It seems very careless of Rudd to agree to launch a book that has let out one of Labor’s most closely guarded and politically damaging secrets – that they dread the possibility of Costello as leader of the Liberal party.
Janet Albrechtsen stuck her knife straight into the central weakness of the petrol price concession, that it undermined the moral urgency on which the government’s case rests.
Environmentalists may cry that Rudd is bowing to political expediency by cutting petrol excise to offset any price impact from an ETS, but actually the politics of this decision aren’t that great.
Nine months ago senior Howard Ministers were crawling all over Garret’s ‘gaffe’ that Labor might sign up to emission targets without China or India as a sign of the eco-extremism of Labor’s front bench. Roll forward to July 2008 and it is the leader of the Liberal party who gets into trouble from his own side for suggesting that a carbon-cap ETS should not go ahead without China or India.
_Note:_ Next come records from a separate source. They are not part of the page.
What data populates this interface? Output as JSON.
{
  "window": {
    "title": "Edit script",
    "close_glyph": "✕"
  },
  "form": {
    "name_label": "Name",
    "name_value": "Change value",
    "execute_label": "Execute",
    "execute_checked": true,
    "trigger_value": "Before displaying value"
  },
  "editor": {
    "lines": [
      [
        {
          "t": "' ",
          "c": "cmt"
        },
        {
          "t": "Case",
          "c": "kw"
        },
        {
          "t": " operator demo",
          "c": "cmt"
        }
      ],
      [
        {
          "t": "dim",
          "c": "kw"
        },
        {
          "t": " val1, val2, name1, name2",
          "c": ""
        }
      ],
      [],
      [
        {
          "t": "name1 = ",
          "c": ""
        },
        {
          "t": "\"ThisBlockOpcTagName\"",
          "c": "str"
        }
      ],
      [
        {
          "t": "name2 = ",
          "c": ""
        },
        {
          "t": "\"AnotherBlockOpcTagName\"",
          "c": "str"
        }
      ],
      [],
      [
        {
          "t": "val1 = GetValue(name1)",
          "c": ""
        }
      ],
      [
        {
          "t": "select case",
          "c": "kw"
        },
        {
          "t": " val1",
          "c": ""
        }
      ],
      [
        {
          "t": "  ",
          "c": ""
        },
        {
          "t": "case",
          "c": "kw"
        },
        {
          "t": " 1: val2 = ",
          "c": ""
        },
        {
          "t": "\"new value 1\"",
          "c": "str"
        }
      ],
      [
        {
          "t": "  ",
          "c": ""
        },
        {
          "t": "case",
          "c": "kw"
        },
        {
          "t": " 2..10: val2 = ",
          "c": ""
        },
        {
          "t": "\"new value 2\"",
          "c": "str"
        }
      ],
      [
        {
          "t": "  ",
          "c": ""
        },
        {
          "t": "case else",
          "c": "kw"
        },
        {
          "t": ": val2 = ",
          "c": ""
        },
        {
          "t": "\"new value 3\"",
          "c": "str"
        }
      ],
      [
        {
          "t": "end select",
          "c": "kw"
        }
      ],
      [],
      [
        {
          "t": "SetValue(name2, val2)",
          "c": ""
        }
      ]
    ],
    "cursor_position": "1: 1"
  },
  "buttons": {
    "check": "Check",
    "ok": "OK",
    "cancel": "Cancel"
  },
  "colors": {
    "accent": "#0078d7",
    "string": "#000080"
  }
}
Nelson is caught here in the position he has always been in since he assumed the leadership, between the old leadership who lost control of its party and a challenger who was unable to take it.
Turnbull’s appearance on Lateline last night was very significant.
It marks the beginning of something that keeps being talked about as a constant fact of Australian political life, but we haven’t actually seen before, Turnbull’s real political challenge for the Liberal leadership.